"""

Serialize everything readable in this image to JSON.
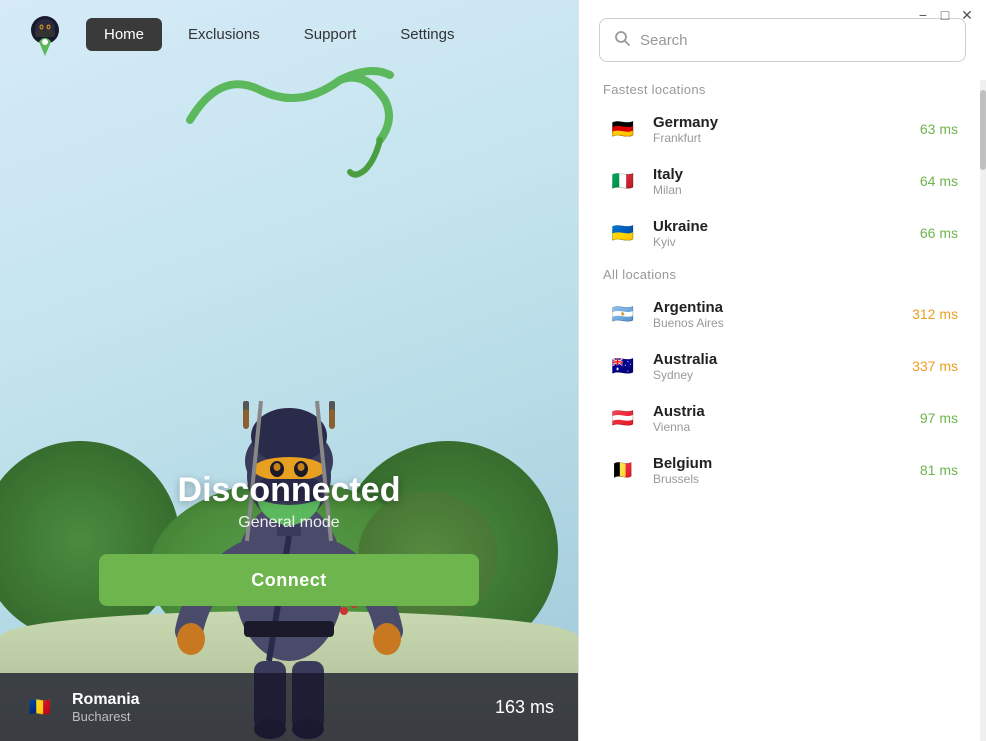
{
  "window": {
    "minimize_label": "−",
    "maximize_label": "□",
    "close_label": "✕"
  },
  "navbar": {
    "home_label": "Home",
    "exclusions_label": "Exclusions",
    "support_label": "Support",
    "settings_label": "Settings"
  },
  "status": {
    "title": "Disconnected",
    "subtitle": "General mode",
    "connect_label": "Connect"
  },
  "current_location": {
    "country": "Romania",
    "city": "Bucharest",
    "ms": "163 ms"
  },
  "search": {
    "placeholder": "Search"
  },
  "fastest_locations": {
    "section_label": "Fastest locations",
    "items": [
      {
        "country": "Germany",
        "city": "Frankfurt",
        "ms": "63 ms",
        "ms_class": "ms-fast",
        "flag": "🇩🇪"
      },
      {
        "country": "Italy",
        "city": "Milan",
        "ms": "64 ms",
        "ms_class": "ms-fast",
        "flag": "🇮🇹"
      },
      {
        "country": "Ukraine",
        "city": "Kyiv",
        "ms": "66 ms",
        "ms_class": "ms-fast",
        "flag": "🇺🇦"
      }
    ]
  },
  "all_locations": {
    "section_label": "All locations",
    "items": [
      {
        "country": "Argentina",
        "city": "Buenos Aires",
        "ms": "312 ms",
        "ms_class": "ms-slow",
        "flag": "🇦🇷"
      },
      {
        "country": "Australia",
        "city": "Sydney",
        "ms": "337 ms",
        "ms_class": "ms-slow",
        "flag": "🇦🇺"
      },
      {
        "country": "Austria",
        "city": "Vienna",
        "ms": "97 ms",
        "ms_class": "ms-fast",
        "flag": "🇦🇹"
      },
      {
        "country": "Belgium",
        "city": "Brussels",
        "ms": "81 ms",
        "ms_class": "ms-fast",
        "flag": "🇧🇪"
      }
    ]
  }
}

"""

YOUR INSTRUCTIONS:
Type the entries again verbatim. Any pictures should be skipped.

ANSWER TO THE EXERCISE:
Serialize everything readable in this image to JSON.
{
  "window": {
    "minimize_label": "−",
    "maximize_label": "□",
    "close_label": "✕"
  },
  "navbar": {
    "home_label": "Home",
    "exclusions_label": "Exclusions",
    "support_label": "Support",
    "settings_label": "Settings"
  },
  "status": {
    "title": "Disconnected",
    "subtitle": "General mode",
    "connect_label": "Connect"
  },
  "current_location": {
    "country": "Romania",
    "city": "Bucharest",
    "ms": "163 ms"
  },
  "search": {
    "placeholder": "Search"
  },
  "fastest_locations": {
    "section_label": "Fastest locations",
    "items": [
      {
        "country": "Germany",
        "city": "Frankfurt",
        "ms": "63 ms",
        "ms_class": "ms-fast",
        "flag": "🇩🇪"
      },
      {
        "country": "Italy",
        "city": "Milan",
        "ms": "64 ms",
        "ms_class": "ms-fast",
        "flag": "🇮🇹"
      },
      {
        "country": "Ukraine",
        "city": "Kyiv",
        "ms": "66 ms",
        "ms_class": "ms-fast",
        "flag": "🇺🇦"
      }
    ]
  },
  "all_locations": {
    "section_label": "All locations",
    "items": [
      {
        "country": "Argentina",
        "city": "Buenos Aires",
        "ms": "312 ms",
        "ms_class": "ms-slow",
        "flag": "🇦🇷"
      },
      {
        "country": "Australia",
        "city": "Sydney",
        "ms": "337 ms",
        "ms_class": "ms-slow",
        "flag": "🇦🇺"
      },
      {
        "country": "Austria",
        "city": "Vienna",
        "ms": "97 ms",
        "ms_class": "ms-fast",
        "flag": "🇦🇹"
      },
      {
        "country": "Belgium",
        "city": "Brussels",
        "ms": "81 ms",
        "ms_class": "ms-fast",
        "flag": "🇧🇪"
      }
    ]
  }
}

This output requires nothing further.